* _Your task_: Return the data below unchanged, without images.
--- Available records Enclosed Below ---
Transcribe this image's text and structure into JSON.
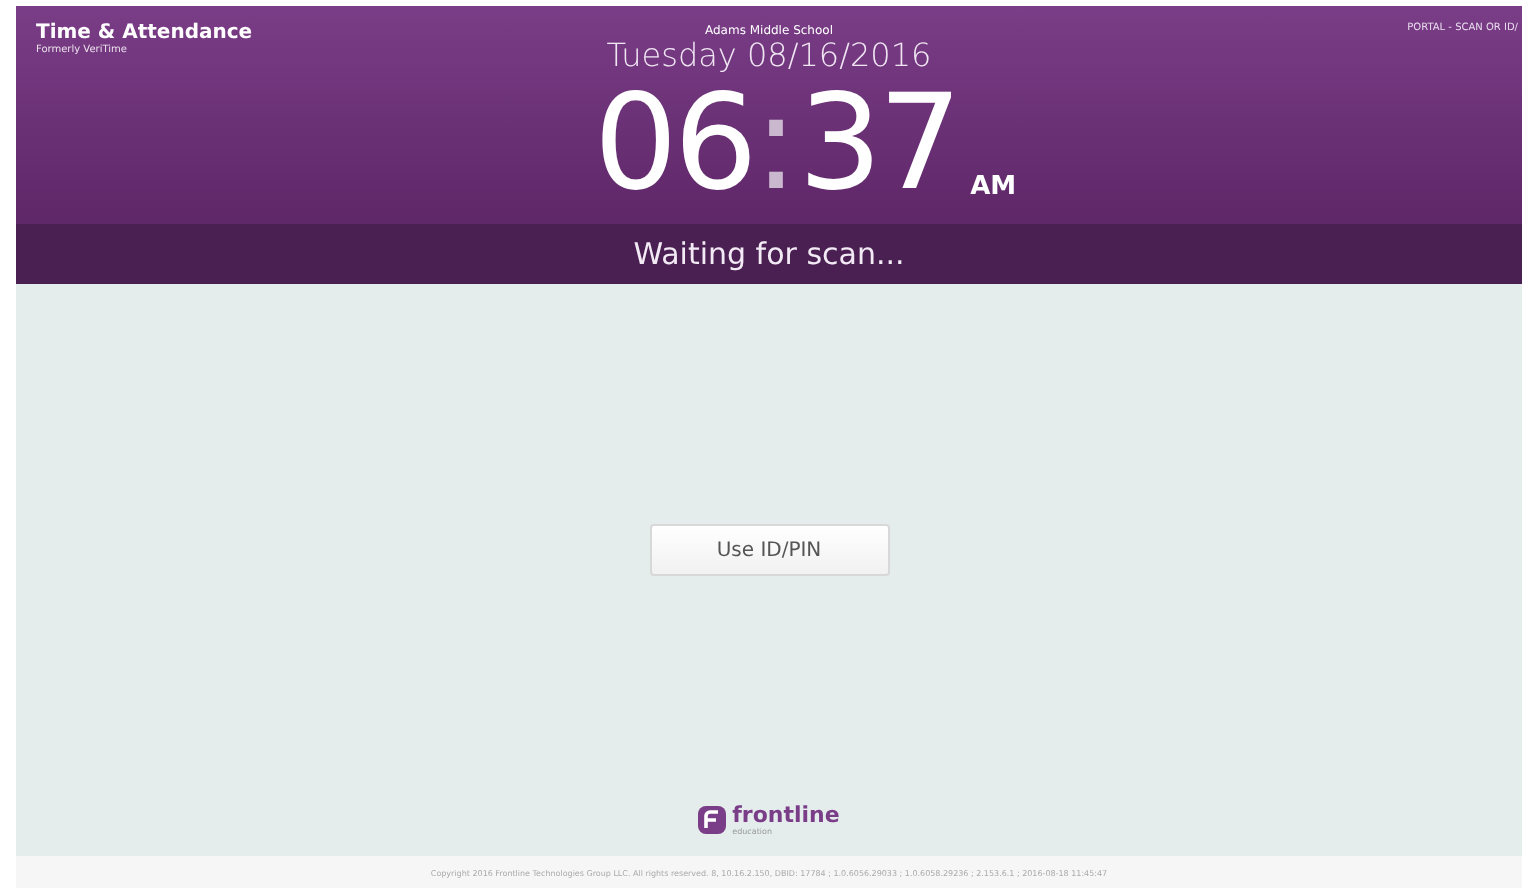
{
  "header": {
    "app_title": "Time & Attendance",
    "app_subtitle": "Formerly VeriTime",
    "school": "Adams Middle School",
    "date": "Tuesday 08/16/2016",
    "clock": {
      "hours": "06",
      "separator": ":",
      "minutes": "37",
      "period": "AM"
    },
    "mode": "PORTAL - SCAN OR ID/"
  },
  "status": "Waiting for scan...",
  "button": "Use ID/PIN",
  "logo": {
    "name": "frontline",
    "tagline": "education"
  },
  "footer": "Copyright 2016 Frontline Technologies Group LLC. All rights reserved. 8, 10.16.2.150, DBID: 17784 ; 1.0.6056.29033 ; 1.0.6058.29236 ; 2.153.6.1 ; 2016-08-18 11:45:47"
}
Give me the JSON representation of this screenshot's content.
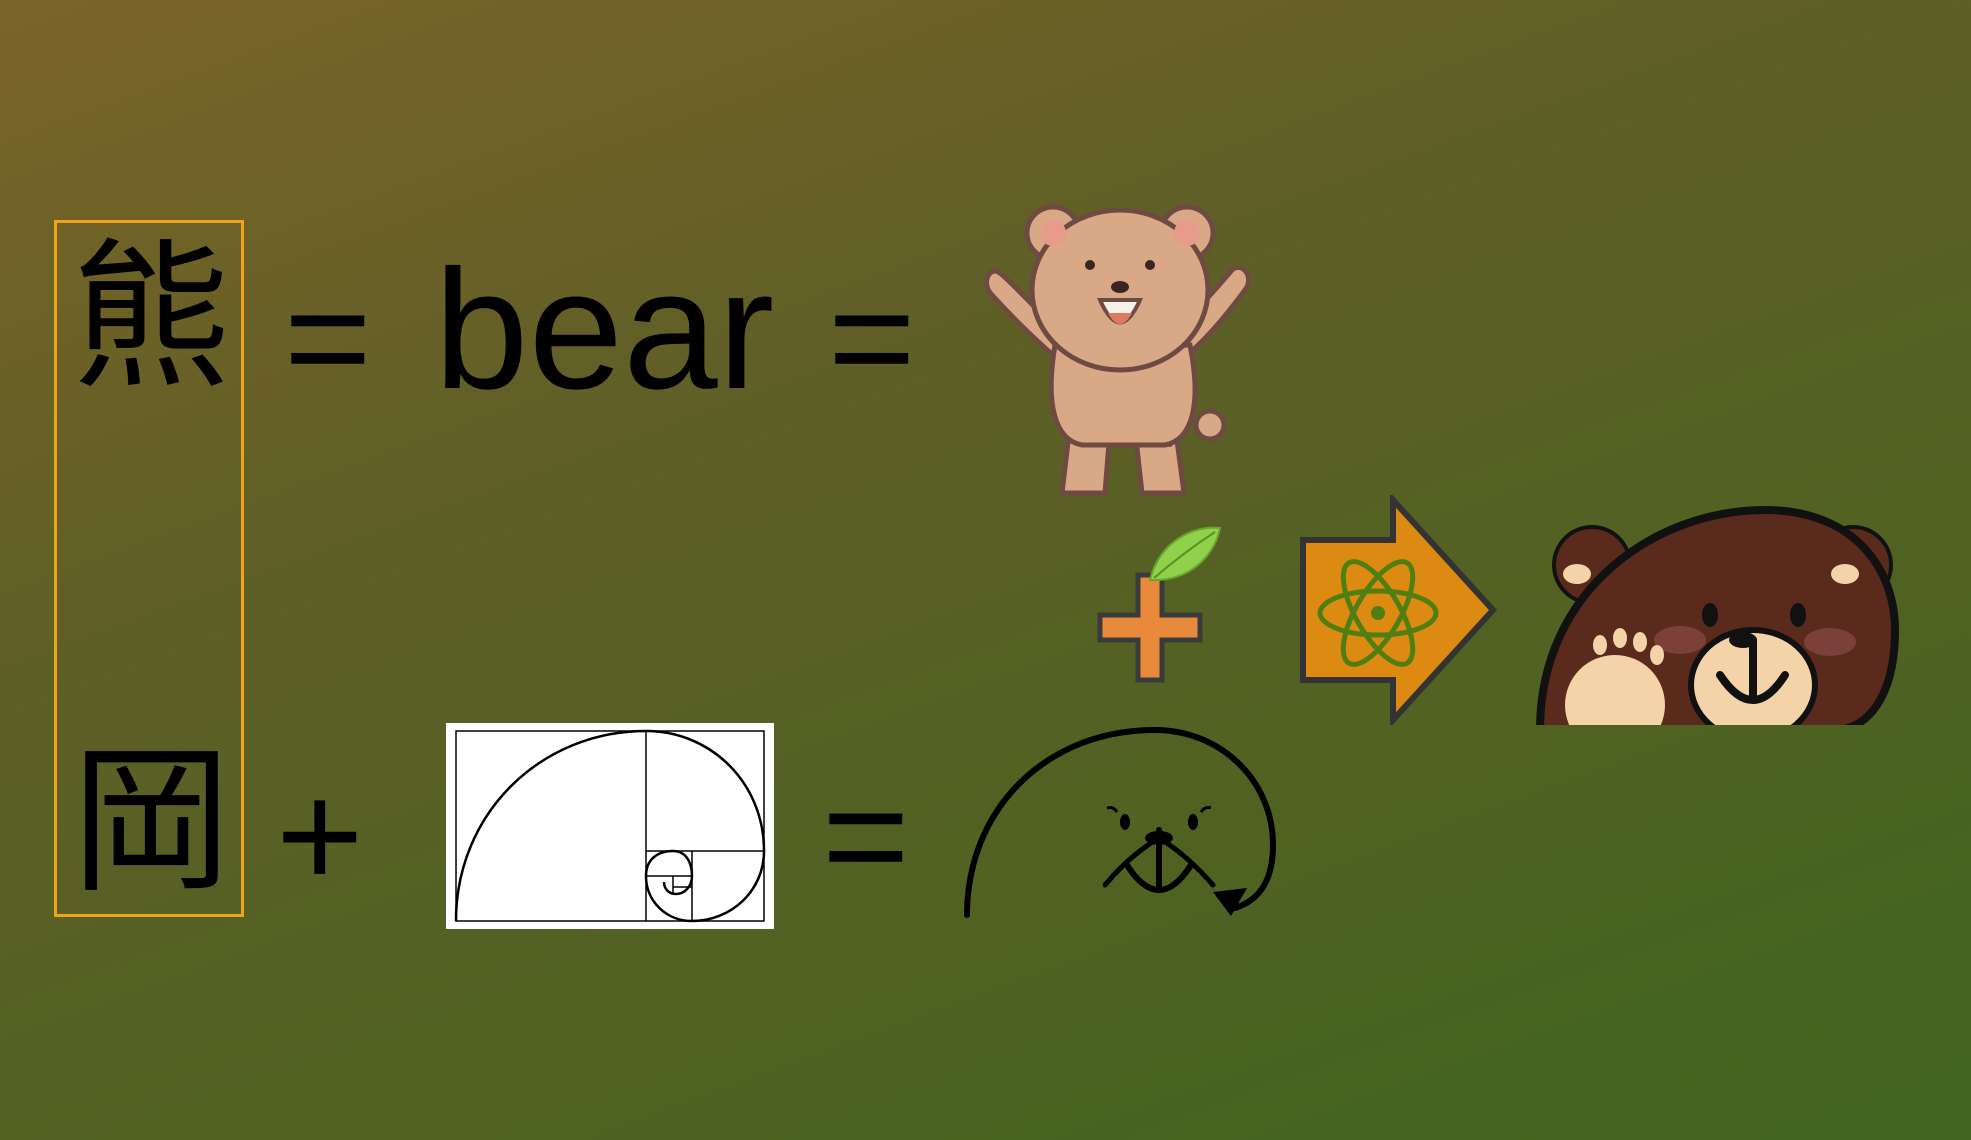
{
  "row1": {
    "kanji": "熊",
    "equals_1": "=",
    "word": "bear",
    "equals_2": "="
  },
  "row2": {
    "kanji": "岡",
    "plus": "+",
    "equals": "="
  },
  "icons": {
    "bear_illustration": "standing-bear-icon",
    "leaf_plus": "plus-leaf-icon",
    "arrow": "atom-arrow-icon",
    "bear_logo": "bear-face-logo-icon",
    "golden_spiral": "golden-spiral-icon",
    "spiral_bear": "spiral-bear-face-icon"
  },
  "colors": {
    "frame": "#f1a415",
    "plus_orange": "#e8893c",
    "arrow_fill": "#dd8a12",
    "atom": "#4f7f12",
    "leaf": "#8fd14a",
    "bear_brown": "#5a2a1c"
  }
}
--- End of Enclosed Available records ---
* _Task result_:
Transcribe this image's text and structure into JSON.
{
  "header": {
    "app_title": "Time & Attendance",
    "app_subtitle": "Formerly VeriTime",
    "school": "Adams Middle School",
    "date": "Tuesday 08/16/2016",
    "clock": {
      "hours": "06",
      "separator": ":",
      "minutes": "37",
      "period": "AM"
    },
    "mode": "PORTAL - SCAN OR ID/"
  },
  "status": "Waiting for scan...",
  "button": "Use ID/PIN",
  "logo": {
    "name": "frontline",
    "tagline": "education"
  },
  "footer": "Copyright 2016 Frontline Technologies Group LLC. All rights reserved. 8, 10.16.2.150, DBID: 17784 ; 1.0.6056.29033 ; 1.0.6058.29236 ; 2.153.6.1 ; 2016-08-18 11:45:47"
}
Give me the JSON representation of this screenshot's content.
{
  "row1": {
    "kanji": "熊",
    "equals_1": "=",
    "word": "bear",
    "equals_2": "="
  },
  "row2": {
    "kanji": "岡",
    "plus": "+",
    "equals": "="
  },
  "icons": {
    "bear_illustration": "standing-bear-icon",
    "leaf_plus": "plus-leaf-icon",
    "arrow": "atom-arrow-icon",
    "bear_logo": "bear-face-logo-icon",
    "golden_spiral": "golden-spiral-icon",
    "spiral_bear": "spiral-bear-face-icon"
  },
  "colors": {
    "frame": "#f1a415",
    "plus_orange": "#e8893c",
    "arrow_fill": "#dd8a12",
    "atom": "#4f7f12",
    "leaf": "#8fd14a",
    "bear_brown": "#5a2a1c"
  }
}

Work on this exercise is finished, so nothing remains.